Stored data.
================

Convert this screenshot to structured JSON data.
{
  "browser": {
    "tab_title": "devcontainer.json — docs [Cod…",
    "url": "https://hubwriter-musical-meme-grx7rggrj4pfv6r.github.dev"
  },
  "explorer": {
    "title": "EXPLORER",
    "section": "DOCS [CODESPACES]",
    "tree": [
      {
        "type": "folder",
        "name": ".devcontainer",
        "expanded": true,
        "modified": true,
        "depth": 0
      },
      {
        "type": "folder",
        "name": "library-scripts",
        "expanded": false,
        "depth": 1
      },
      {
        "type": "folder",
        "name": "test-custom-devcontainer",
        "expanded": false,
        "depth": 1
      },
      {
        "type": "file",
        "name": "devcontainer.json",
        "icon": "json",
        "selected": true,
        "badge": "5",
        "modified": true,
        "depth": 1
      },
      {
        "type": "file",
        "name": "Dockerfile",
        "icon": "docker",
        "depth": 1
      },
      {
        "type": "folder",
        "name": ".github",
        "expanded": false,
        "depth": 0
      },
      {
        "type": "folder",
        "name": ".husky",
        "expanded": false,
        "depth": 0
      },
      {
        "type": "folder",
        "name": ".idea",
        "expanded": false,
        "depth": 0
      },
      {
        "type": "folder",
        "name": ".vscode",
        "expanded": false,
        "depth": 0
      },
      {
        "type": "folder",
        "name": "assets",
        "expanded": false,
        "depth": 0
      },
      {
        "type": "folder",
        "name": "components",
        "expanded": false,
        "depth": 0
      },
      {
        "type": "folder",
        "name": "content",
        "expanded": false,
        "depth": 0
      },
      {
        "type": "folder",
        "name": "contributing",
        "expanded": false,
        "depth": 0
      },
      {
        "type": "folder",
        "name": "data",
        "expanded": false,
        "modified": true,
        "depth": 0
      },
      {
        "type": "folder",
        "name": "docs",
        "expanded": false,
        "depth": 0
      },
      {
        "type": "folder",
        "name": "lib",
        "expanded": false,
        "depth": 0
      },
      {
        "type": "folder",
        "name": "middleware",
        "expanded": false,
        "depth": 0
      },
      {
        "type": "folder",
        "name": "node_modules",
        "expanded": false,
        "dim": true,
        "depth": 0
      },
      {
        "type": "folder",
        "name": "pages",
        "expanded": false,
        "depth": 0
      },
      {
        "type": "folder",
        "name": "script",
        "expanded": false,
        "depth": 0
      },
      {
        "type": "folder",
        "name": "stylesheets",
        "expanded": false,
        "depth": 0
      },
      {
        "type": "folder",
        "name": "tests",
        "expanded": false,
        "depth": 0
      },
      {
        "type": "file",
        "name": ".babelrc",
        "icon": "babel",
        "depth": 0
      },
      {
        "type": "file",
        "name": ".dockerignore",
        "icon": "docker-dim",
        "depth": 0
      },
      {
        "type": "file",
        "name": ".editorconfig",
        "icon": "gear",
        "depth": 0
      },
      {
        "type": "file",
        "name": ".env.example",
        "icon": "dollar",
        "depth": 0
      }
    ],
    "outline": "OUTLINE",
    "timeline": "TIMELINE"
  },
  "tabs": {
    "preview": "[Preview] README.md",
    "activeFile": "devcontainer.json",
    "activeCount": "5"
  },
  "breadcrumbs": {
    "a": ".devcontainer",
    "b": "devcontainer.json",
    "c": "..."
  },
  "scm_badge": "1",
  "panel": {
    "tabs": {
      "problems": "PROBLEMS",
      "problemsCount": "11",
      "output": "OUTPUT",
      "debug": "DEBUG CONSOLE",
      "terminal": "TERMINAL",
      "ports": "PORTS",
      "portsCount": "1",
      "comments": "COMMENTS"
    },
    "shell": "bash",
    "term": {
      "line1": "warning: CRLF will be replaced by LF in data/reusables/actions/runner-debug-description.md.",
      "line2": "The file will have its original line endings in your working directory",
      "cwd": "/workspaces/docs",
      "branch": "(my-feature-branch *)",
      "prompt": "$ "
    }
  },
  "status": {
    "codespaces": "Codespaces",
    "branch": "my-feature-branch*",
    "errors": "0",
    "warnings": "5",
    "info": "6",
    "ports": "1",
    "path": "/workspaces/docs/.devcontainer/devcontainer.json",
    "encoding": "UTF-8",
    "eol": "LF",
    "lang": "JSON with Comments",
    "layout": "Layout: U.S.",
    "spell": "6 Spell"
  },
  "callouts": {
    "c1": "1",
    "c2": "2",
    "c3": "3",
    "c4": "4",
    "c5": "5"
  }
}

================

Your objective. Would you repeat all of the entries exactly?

Solution for this problem.
Convert this screenshot to structured JSON data.
{
  "browser": {
    "tab_title": "devcontainer.json — docs [Cod…",
    "url": "https://hubwriter-musical-meme-grx7rggrj4pfv6r.github.dev"
  },
  "explorer": {
    "title": "EXPLORER",
    "section": "DOCS [CODESPACES]",
    "tree": [
      {
        "type": "folder",
        "name": ".devcontainer",
        "expanded": true,
        "modified": true,
        "depth": 0
      },
      {
        "type": "folder",
        "name": "library-scripts",
        "expanded": false,
        "depth": 1
      },
      {
        "type": "folder",
        "name": "test-custom-devcontainer",
        "expanded": false,
        "depth": 1
      },
      {
        "type": "file",
        "name": "devcontainer.json",
        "icon": "json",
        "selected": true,
        "badge": "5",
        "modified": true,
        "depth": 1
      },
      {
        "type": "file",
        "name": "Dockerfile",
        "icon": "docker",
        "depth": 1
      },
      {
        "type": "folder",
        "name": ".github",
        "expanded": false,
        "depth": 0
      },
      {
        "type": "folder",
        "name": ".husky",
        "expanded": false,
        "depth": 0
      },
      {
        "type": "folder",
        "name": ".idea",
        "expanded": false,
        "depth": 0
      },
      {
        "type": "folder",
        "name": ".vscode",
        "expanded": false,
        "depth": 0
      },
      {
        "type": "folder",
        "name": "assets",
        "expanded": false,
        "depth": 0
      },
      {
        "type": "folder",
        "name": "components",
        "expanded": false,
        "depth": 0
      },
      {
        "type": "folder",
        "name": "content",
        "expanded": false,
        "depth": 0
      },
      {
        "type": "folder",
        "name": "contributing",
        "expanded": false,
        "depth": 0
      },
      {
        "type": "folder",
        "name": "data",
        "expanded": false,
        "modified": true,
        "depth": 0
      },
      {
        "type": "folder",
        "name": "docs",
        "expanded": false,
        "depth": 0
      },
      {
        "type": "folder",
        "name": "lib",
        "expanded": false,
        "depth": 0
      },
      {
        "type": "folder",
        "name": "middleware",
        "expanded": false,
        "depth": 0
      },
      {
        "type": "folder",
        "name": "node_modules",
        "expanded": false,
        "dim": true,
        "depth": 0
      },
      {
        "type": "folder",
        "name": "pages",
        "expanded": false,
        "depth": 0
      },
      {
        "type": "folder",
        "name": "script",
        "expanded": false,
        "depth": 0
      },
      {
        "type": "folder",
        "name": "stylesheets",
        "expanded": false,
        "depth": 0
      },
      {
        "type": "folder",
        "name": "tests",
        "expanded": false,
        "depth": 0
      },
      {
        "type": "file",
        "name": ".babelrc",
        "icon": "babel",
        "depth": 0
      },
      {
        "type": "file",
        "name": ".dockerignore",
        "icon": "docker-dim",
        "depth": 0
      },
      {
        "type": "file",
        "name": ".editorconfig",
        "icon": "gear",
        "depth": 0
      },
      {
        "type": "file",
        "name": ".env.example",
        "icon": "dollar",
        "depth": 0
      }
    ],
    "outline": "OUTLINE",
    "timeline": "TIMELINE"
  },
  "tabs": {
    "preview": "[Preview] README.md",
    "activeFile": "devcontainer.json",
    "activeCount": "5"
  },
  "breadcrumbs": {
    "a": ".devcontainer",
    "b": "devcontainer.json",
    "c": "..."
  },
  "scm_badge": "1",
  "panel": {
    "tabs": {
      "problems": "PROBLEMS",
      "problemsCount": "11",
      "output": "OUTPUT",
      "debug": "DEBUG CONSOLE",
      "terminal": "TERMINAL",
      "ports": "PORTS",
      "portsCount": "1",
      "comments": "COMMENTS"
    },
    "shell": "bash",
    "term": {
      "line1": "warning: CRLF will be replaced by LF in data/reusables/actions/runner-debug-description.md.",
      "line2": "The file will have its original line endings in your working directory",
      "cwd": "/workspaces/docs",
      "branch": "(my-feature-branch *)",
      "prompt": "$ "
    }
  },
  "status": {
    "codespaces": "Codespaces",
    "branch": "my-feature-branch*",
    "errors": "0",
    "warnings": "5",
    "info": "6",
    "ports": "1",
    "path": "/workspaces/docs/.devcontainer/devcontainer.json",
    "encoding": "UTF-8",
    "eol": "LF",
    "lang": "JSON with Comments",
    "layout": "Layout: U.S.",
    "spell": "6 Spell"
  },
  "callouts": {
    "c1": "1",
    "c2": "2",
    "c3": "3",
    "c4": "4",
    "c5": "5"
  }
}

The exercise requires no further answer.